> **Exercise**: Go through the data below and return each line where the string "color" occurs.

Material to process: Begin

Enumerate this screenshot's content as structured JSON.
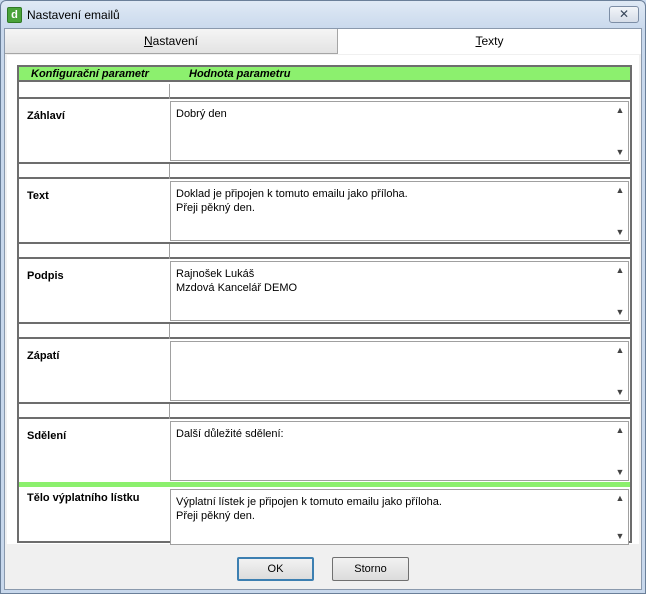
{
  "window": {
    "title": "Nastavení emailů",
    "close_glyph": "✕",
    "app_icon": "d"
  },
  "tabs": [
    {
      "label_pre": "",
      "label_ul": "N",
      "label_post": "astavení"
    },
    {
      "label_pre": "",
      "label_ul": "T",
      "label_post": "exty"
    }
  ],
  "grid": {
    "header": {
      "col1": "Konfigurační parametr",
      "col2": "Hodnota parametru"
    },
    "rows": [
      {
        "label": "Záhlaví",
        "value": "Dobrý den"
      },
      {
        "label": "Text",
        "value": "Doklad je připojen k tomuto emailu jako příloha.\nPřeji pěkný den."
      },
      {
        "label": "Podpis",
        "value": "Rajnošek Lukáš\nMzdová Kancelář DEMO"
      },
      {
        "label": "Zápatí",
        "value": ""
      },
      {
        "label": "Sdělení",
        "value": "Další důležité sdělení:"
      },
      {
        "label": "Tělo výplatního lístku",
        "value": "Výplatní lístek je připojen k tomuto emailu jako příloha.\nPřeji pěkný den."
      }
    ]
  },
  "buttons": {
    "ok": "OK",
    "storno": "Storno"
  },
  "icons": {
    "scroll_up": "chevron-up-icon",
    "scroll_down": "chevron-down-icon"
  }
}
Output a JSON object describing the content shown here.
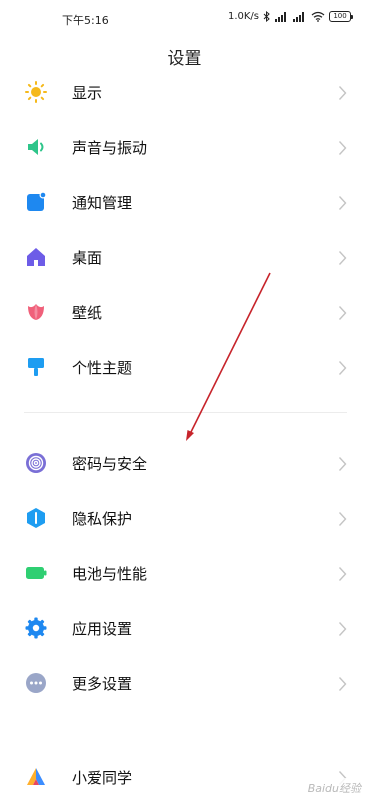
{
  "status_bar": {
    "time": "下午5:16",
    "network_speed": "1.0K/s",
    "battery": "100",
    "icons": [
      "bluetooth-icon",
      "signal-icon",
      "signal-icon",
      "wifi-icon",
      "battery-icon"
    ]
  },
  "header": {
    "title": "设置"
  },
  "settings_items": [
    {
      "label": "显示",
      "icon": "sun-icon",
      "color": "#f5b91b"
    },
    {
      "label": "声音与振动",
      "icon": "speaker-icon",
      "color": "#2ec58a"
    },
    {
      "label": "通知管理",
      "icon": "notification-icon",
      "color": "#1e88f0"
    },
    {
      "label": "桌面",
      "icon": "home-icon",
      "color": "#6d5ce7"
    },
    {
      "label": "壁纸",
      "icon": "tulip-icon",
      "color": "#f0607a"
    },
    {
      "label": "个性主题",
      "icon": "paint-brush-icon",
      "color": "#1e9df1"
    },
    {
      "label": "密码与安全",
      "icon": "fingerprint-icon",
      "color": "#7a6fd6"
    },
    {
      "label": "隐私保护",
      "icon": "privacy-icon",
      "color": "#1e9df1"
    },
    {
      "label": "电池与性能",
      "icon": "battery-icon",
      "color": "#2fcf72"
    },
    {
      "label": "应用设置",
      "icon": "gear-icon",
      "color": "#1e88f0"
    },
    {
      "label": "更多设置",
      "icon": "more-dots-icon",
      "color": "#9aa6c8"
    },
    {
      "label": "小爱同学",
      "icon": "xiaoai-icon",
      "color": "#3c8dff"
    }
  ],
  "watermark": "Baidu经验"
}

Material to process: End

> **Your response**:
      "color": "#f5b91b"
      "color": "#2ec58a"
      "color": "#1e88f0"
      "color": "#6d5ce7"
      "color": "#f0607a"
      "color": "#1e9df1"
      "color": "#7a6fd6"
      "color": "#1e9df1"
      "color": "#2fcf72"
      "color": "#1e88f0"
      "color": "#9aa6c8"
      "color": "#3c8dff"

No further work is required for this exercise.